**Exercise**
Count how many lines in the entries below hold the string "this", and respond with that number only.

**Exercise material**

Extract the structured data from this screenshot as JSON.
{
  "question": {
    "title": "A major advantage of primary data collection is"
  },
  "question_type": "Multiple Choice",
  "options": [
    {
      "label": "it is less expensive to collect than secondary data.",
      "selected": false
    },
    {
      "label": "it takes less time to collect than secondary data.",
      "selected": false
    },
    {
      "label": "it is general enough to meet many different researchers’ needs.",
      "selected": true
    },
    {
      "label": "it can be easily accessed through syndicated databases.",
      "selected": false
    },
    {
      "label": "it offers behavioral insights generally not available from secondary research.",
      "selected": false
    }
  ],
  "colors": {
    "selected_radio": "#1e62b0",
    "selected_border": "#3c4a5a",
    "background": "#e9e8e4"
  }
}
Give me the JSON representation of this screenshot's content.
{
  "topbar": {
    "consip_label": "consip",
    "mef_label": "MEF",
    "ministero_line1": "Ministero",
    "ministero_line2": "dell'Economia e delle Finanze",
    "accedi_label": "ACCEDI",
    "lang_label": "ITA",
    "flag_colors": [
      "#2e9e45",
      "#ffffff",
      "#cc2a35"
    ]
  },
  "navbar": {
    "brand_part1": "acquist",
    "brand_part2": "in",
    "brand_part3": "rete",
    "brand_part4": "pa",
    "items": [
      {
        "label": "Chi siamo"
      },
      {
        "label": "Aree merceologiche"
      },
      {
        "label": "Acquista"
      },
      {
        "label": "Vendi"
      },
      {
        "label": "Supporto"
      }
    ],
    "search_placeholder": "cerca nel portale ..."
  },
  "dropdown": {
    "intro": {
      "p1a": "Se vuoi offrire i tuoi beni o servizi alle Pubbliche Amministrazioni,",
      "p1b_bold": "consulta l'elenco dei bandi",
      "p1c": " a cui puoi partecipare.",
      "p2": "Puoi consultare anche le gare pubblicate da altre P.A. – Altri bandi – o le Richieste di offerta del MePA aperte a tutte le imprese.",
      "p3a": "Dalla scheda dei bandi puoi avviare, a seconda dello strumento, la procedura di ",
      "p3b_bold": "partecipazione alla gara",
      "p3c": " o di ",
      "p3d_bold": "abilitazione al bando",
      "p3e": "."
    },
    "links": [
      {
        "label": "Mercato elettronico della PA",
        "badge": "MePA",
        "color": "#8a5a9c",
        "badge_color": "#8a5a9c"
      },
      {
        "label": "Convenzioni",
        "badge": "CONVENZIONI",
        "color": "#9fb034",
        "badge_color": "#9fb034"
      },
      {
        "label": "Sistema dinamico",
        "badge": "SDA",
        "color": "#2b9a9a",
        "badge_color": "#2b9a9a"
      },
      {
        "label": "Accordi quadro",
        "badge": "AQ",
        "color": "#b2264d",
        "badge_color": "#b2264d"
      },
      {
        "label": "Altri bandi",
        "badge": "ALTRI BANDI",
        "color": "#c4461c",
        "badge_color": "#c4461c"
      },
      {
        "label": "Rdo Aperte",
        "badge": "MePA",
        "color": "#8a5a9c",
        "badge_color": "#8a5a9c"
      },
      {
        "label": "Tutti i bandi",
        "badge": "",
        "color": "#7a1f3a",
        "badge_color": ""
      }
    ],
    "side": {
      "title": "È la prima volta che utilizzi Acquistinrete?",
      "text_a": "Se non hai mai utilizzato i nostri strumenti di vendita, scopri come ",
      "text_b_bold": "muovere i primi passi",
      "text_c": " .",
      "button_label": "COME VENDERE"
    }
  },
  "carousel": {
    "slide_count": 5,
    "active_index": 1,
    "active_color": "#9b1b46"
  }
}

**Exercise solution**
2